*** Records for this task ***

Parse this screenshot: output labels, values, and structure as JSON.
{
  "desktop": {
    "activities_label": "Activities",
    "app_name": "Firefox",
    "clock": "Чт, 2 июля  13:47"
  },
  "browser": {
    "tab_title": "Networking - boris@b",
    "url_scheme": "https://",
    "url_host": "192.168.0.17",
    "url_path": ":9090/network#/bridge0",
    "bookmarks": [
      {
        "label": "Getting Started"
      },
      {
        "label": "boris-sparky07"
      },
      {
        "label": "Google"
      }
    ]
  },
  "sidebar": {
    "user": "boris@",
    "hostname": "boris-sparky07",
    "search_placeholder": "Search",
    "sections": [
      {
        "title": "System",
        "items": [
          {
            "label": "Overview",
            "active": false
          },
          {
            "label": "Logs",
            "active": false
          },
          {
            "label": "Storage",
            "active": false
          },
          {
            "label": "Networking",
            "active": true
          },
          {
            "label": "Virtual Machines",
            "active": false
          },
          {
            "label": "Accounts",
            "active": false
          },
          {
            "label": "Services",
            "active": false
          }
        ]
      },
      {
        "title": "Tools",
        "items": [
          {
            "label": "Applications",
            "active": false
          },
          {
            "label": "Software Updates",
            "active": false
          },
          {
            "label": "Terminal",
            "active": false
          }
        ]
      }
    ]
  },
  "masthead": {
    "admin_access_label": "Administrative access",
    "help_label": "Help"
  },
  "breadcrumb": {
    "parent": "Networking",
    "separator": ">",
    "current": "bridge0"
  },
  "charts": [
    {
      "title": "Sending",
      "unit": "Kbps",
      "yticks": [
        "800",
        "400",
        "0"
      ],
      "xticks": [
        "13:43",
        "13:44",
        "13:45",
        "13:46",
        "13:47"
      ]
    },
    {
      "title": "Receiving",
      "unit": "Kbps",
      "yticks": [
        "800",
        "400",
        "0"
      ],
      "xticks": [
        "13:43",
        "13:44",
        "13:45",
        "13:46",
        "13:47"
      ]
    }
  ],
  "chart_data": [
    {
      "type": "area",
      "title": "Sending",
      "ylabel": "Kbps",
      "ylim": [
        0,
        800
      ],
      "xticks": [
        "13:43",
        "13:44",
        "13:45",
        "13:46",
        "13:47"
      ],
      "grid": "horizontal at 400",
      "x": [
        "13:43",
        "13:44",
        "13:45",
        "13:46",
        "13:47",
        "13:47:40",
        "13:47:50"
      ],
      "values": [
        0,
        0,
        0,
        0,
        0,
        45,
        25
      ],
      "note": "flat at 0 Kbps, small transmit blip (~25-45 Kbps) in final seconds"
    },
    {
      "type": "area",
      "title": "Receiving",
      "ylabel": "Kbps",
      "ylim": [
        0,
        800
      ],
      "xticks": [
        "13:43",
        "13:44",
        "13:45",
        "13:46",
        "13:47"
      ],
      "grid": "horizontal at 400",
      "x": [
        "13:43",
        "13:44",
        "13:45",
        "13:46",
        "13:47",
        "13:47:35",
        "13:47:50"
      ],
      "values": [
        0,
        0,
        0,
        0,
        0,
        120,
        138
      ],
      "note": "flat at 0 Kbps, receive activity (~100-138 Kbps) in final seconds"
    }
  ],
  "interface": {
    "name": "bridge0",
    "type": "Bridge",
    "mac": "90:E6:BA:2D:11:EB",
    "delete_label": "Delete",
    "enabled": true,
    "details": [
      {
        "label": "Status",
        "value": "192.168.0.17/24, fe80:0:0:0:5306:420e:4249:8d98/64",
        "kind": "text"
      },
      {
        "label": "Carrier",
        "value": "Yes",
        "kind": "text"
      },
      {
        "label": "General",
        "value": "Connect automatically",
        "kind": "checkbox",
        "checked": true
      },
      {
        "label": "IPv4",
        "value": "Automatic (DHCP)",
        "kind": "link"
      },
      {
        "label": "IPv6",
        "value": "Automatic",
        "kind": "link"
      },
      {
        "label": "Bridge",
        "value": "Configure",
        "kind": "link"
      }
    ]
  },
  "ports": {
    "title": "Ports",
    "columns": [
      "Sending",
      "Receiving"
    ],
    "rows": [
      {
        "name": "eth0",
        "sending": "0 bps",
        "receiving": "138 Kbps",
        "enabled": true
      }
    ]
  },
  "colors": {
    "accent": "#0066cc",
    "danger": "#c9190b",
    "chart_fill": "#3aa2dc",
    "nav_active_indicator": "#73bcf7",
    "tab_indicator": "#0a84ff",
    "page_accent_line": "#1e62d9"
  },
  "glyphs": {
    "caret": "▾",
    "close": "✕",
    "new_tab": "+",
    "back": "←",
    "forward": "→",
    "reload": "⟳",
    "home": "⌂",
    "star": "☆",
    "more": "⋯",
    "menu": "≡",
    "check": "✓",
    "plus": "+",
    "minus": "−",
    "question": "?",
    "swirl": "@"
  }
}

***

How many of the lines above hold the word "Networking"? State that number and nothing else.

3